──────── Extracted entries ────────
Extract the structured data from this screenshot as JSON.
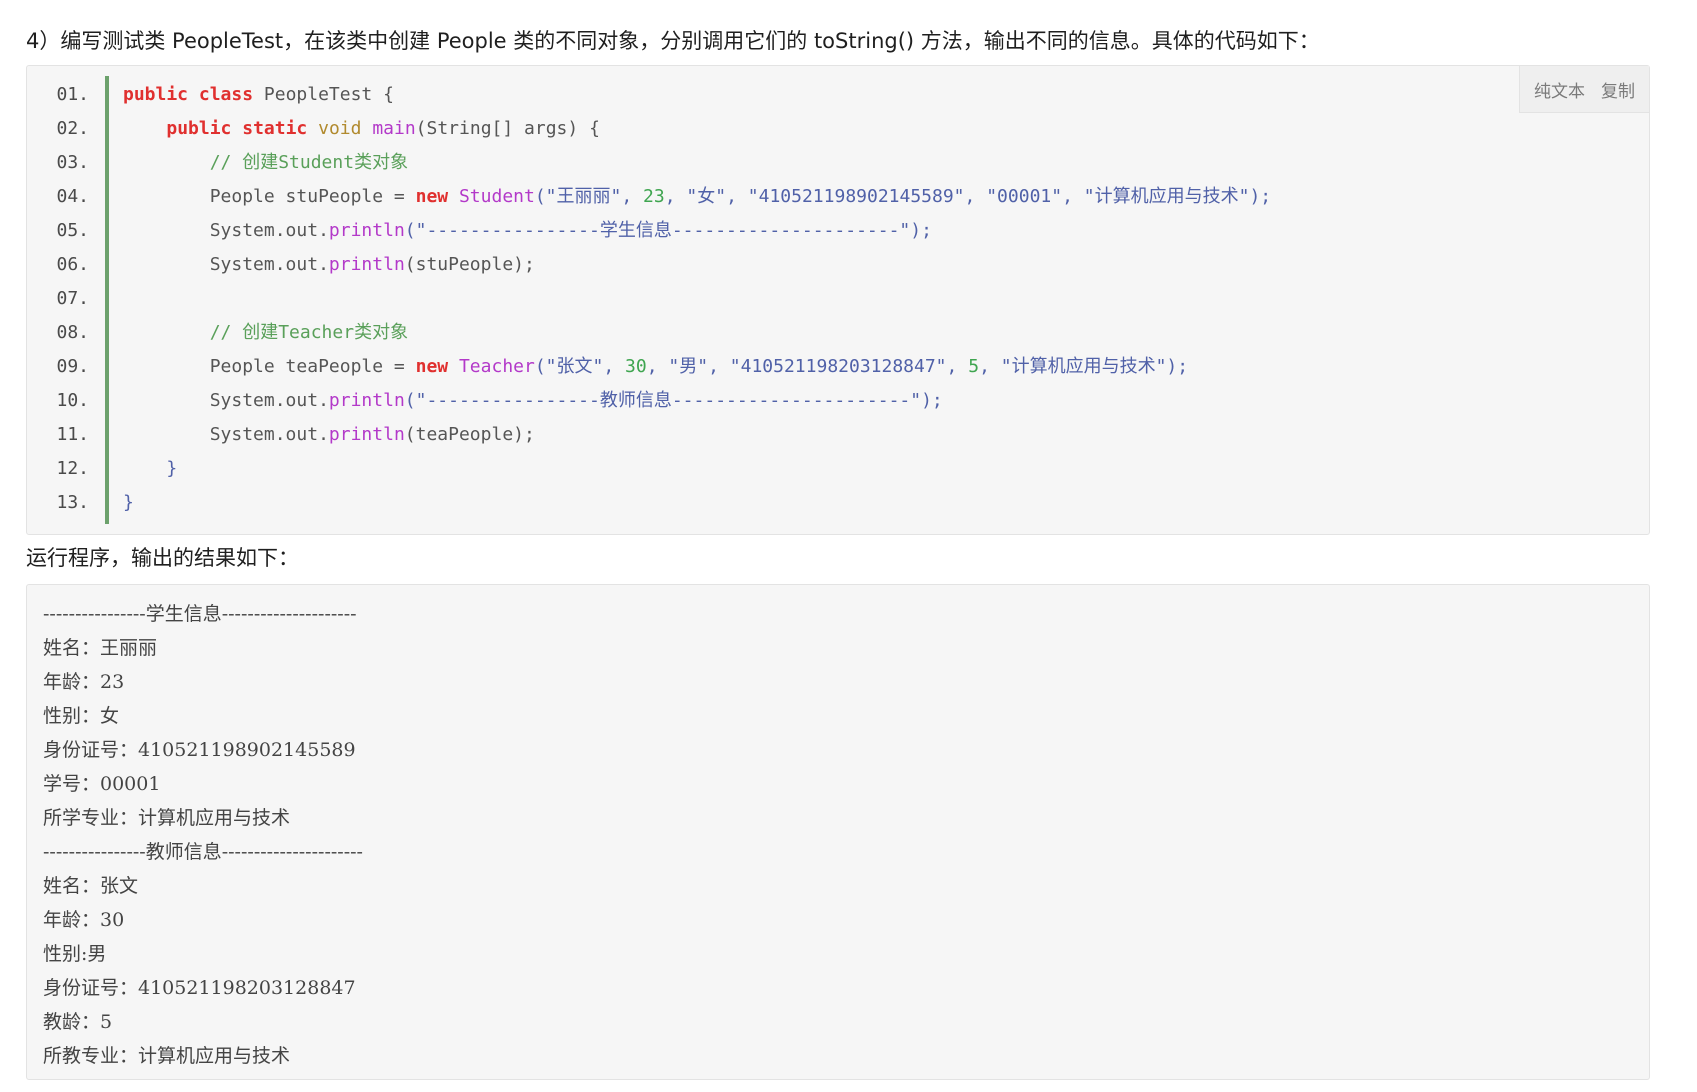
{
  "intro_text": "4）编写测试类 PeopleTest，在该类中创建 People 类的不同对象，分别调用它们的 toString() 方法，输出不同的信息。具体的代码如下：",
  "toolbar": {
    "plain_text_label": "纯文本",
    "copy_label": "复制"
  },
  "line_numbers": [
    "01.",
    "02.",
    "03.",
    "04.",
    "05.",
    "06.",
    "07.",
    "08.",
    "09.",
    "10.",
    "11.",
    "12.",
    "13."
  ],
  "code": {
    "l1": {
      "kw1": "public",
      "kw2": "class",
      "rest": " PeopleTest {"
    },
    "l2": {
      "kw1": "public",
      "kw2": "static",
      "ty": "void",
      "fn": "main",
      "rest": "(String[] args) {"
    },
    "l3": {
      "comment": "// 创建Student类对象"
    },
    "l4": {
      "pre": "People stuPeople = ",
      "kw": "new",
      "cls": "Student",
      "s1": "(\"王丽丽\"",
      "sep1": ", ",
      "n1": "23",
      "sep2": ", ",
      "s2": "\"女\"",
      "sep3": ", ",
      "s3": "\"410521198902145589\"",
      "sep4": ", ",
      "s4": "\"00001\"",
      "sep5": ", ",
      "s5": "\"计算机应用与技术\");"
    },
    "l5": {
      "pre": "System.out.",
      "fn": "println",
      "s": "(\"----------------学生信息---------------------\");"
    },
    "l6": {
      "pre": "System.out.",
      "fn": "println",
      "s": "(stuPeople);"
    },
    "l8": {
      "comment": "// 创建Teacher类对象"
    },
    "l9": {
      "pre": "People teaPeople = ",
      "kw": "new",
      "cls": "Teacher",
      "s1": "(\"张文\"",
      "sep1": ", ",
      "n1": "30",
      "sep2": ", ",
      "s2": "\"男\"",
      "sep3": ", ",
      "s3": "\"410521198203128847\"",
      "sep4": ", ",
      "n2": "5",
      "sep5": ", ",
      "s5": "\"计算机应用与技术\");"
    },
    "l10": {
      "pre": "System.out.",
      "fn": "println",
      "s": "(\"----------------教师信息----------------------\");"
    },
    "l11": {
      "pre": "System.out.",
      "fn": "println",
      "s": "(teaPeople);"
    },
    "l12": {
      "rest": "}"
    },
    "l13": {
      "rest": "}"
    }
  },
  "result_heading": "运行程序，输出的结果如下：",
  "output_lines": [
    "----------------学生信息---------------------",
    "姓名：王丽丽",
    "年龄：23",
    "性别：女",
    "身份证号：410521198902145589",
    "学号：00001",
    "所学专业：计算机应用与技术",
    "----------------教师信息----------------------",
    "姓名：张文",
    "年龄：30",
    "性别:男",
    "身份证号：410521198203128847",
    "教龄：5",
    "所教专业：计算机应用与技术"
  ]
}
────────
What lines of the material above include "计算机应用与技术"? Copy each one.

      "s5": "\"计算机应用与技术\");"
      "s5": "\"计算机应用与技术\");"
    "所学专业：计算机应用与技术",
    "所教专业：计算机应用与技术"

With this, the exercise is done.